In this article:
First, let’s talk about SSL (now called TLS by the way), which adds the ‘S’ at the end of HTTPS and is in charge of “securing the communication“. The clue to answer this question is indeed to fully understand what we mean by “securing the communication”.
SSL, no matter if it is a self-signed certificate which is being used or one signed by a trusted CA, will ensure that the communication between you and the remote host remains confidential and that no one can tamper with any data exchanged.
The warning message shown by browser about self-signed certificates is therefore not about that.
But, how can you be sure that the remote host answering to your requests is really the one you expect? With public websites, for which you have no direct way to authenticate the certificate by yourself, this is just impossible. Here comes external trusted CA: by trusting a CA you assume that all certificates signed by him are used only for legit purposes to secure the traffic with the server(s) explicitly mentioned in the certificate.
This is all this warning is about: your browser warns you that, while the communication with the remote host is secured, it has no automated way to authenticate the certificate (and therefore the remote host identity) and relies on you to explicitly accept or refuse to establish the connection.
If the self-signed certificate is associated to one of your servers, you should be able to proceed with this manual verification: you should be able to check the certificate fingerprint, or at least you should know if the certificate has been changed recently or not.

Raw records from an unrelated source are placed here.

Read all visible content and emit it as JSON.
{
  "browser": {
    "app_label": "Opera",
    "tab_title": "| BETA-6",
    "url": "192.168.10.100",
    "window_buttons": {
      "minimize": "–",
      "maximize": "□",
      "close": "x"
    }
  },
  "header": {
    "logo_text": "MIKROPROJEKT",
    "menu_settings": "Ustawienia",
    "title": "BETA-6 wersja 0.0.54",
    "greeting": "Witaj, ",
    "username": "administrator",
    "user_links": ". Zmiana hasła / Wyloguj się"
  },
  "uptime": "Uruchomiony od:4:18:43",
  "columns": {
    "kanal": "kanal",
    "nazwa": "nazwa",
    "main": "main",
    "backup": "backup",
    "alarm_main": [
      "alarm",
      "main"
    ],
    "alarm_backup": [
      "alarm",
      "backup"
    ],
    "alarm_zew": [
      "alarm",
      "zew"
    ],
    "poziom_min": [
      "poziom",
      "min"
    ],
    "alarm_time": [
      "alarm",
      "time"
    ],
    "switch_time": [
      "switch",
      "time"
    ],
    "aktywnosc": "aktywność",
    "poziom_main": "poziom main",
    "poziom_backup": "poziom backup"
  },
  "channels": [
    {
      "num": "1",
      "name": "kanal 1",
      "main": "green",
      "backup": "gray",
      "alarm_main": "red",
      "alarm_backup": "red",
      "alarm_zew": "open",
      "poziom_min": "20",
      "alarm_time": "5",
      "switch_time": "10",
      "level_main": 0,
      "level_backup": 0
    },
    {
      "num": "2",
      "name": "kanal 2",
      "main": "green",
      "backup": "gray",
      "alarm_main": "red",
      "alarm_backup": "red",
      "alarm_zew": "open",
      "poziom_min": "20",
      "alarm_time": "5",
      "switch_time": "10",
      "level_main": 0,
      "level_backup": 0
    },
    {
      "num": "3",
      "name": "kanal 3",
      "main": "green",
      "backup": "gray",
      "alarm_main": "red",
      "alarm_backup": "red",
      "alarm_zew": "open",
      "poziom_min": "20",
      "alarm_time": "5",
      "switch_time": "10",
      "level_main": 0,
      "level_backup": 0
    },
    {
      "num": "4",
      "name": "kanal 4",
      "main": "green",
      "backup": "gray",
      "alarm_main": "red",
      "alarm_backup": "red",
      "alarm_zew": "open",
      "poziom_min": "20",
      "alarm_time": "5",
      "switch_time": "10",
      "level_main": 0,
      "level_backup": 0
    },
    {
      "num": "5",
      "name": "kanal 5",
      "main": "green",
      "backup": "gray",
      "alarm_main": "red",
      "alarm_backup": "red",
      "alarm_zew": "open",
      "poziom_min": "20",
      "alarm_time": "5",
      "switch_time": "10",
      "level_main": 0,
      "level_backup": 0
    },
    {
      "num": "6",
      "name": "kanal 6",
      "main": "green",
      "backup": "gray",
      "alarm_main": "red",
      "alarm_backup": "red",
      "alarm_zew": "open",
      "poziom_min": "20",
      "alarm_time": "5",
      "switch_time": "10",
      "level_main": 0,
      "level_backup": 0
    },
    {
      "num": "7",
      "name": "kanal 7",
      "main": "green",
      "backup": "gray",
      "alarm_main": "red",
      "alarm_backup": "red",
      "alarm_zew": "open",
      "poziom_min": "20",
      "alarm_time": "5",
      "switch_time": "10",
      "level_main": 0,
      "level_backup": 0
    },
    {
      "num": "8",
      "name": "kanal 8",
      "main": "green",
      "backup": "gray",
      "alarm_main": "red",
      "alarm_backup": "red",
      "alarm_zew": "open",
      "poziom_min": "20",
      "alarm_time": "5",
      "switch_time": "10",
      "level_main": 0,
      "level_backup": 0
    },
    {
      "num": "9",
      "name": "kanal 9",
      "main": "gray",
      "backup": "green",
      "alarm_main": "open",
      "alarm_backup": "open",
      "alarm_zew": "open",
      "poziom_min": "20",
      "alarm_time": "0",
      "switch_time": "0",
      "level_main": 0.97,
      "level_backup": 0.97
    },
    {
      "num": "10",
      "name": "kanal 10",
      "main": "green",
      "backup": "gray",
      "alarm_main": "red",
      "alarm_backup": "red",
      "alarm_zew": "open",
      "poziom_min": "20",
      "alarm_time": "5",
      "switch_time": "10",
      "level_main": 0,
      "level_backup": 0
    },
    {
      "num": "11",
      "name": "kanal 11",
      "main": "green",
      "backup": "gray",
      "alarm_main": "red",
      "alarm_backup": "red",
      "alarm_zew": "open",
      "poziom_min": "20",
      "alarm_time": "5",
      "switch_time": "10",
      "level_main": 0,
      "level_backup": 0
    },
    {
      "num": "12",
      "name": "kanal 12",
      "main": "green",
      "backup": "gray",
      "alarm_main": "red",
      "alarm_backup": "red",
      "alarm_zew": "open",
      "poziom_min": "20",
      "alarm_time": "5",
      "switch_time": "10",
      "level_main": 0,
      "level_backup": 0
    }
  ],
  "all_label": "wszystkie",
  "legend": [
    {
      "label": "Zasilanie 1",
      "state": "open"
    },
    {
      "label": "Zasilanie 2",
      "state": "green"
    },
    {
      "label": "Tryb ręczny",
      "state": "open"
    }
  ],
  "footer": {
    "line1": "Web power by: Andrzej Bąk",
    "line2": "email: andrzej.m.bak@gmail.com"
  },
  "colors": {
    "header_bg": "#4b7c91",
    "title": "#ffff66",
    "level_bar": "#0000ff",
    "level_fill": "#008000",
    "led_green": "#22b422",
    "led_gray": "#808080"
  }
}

Once this manual verification has been done, your browser offers you the possibility to “remember” this certificate: this means that the browser will associate this self-signed certificate to this URL and provide no warning in the future since, now, the browser has an automated way to authenticate the certificate.
However, as soon as the self-signed certificate will be changed on the server, the browser will display the warning again, and it will again be up to the end-user to determine wether this certificate change is normal and if the new certificate presented by the server is indeed a genuine one.
IMHO the default way browsers inform the user’s about current security is mostly ineffective. Users just do not care about the padlock, and do not notice when the SSL security is missing. Even users who care haven’t access to the right information (nothing prevents a website showing an Extended Validation Certificate to configure their website to use poor and weak cryptography systems or to rely on less secured third-party content: default browser’s interface will still be happy about that and show the “top-notch security” green bar).
Hopefully, depending on the browser used there might be some plugins trying to remedy this situation. On Firefox, you have SSLeuth which will by default add a new notification area to the left or the URL bar (next to the padlock when there is one)
This new notification area has the following properties:
The background color ranges from red (no security: HTTP), through orange (poor security setup) to blue and green (good and best security according to current best-practices).
An option allows to extend this color to the whole URL bar, so HTTP websites will now display a fully red URL bar,
At last a score (between 0 and 10) is displayed to show an estimation of the current SSL/TLS security level. It takes into account several criterion, amongst them the type of certificate (self-signed, CA signed, Extended Validation Certificate), the cryptographic configuration used, third-party content security, etc. Clicking on the notification area provides all score details, mostly useful when the result is not the expected one (aka “Why is my bank website granted an orange URL bar?“).
Article based on a StackExchange answer.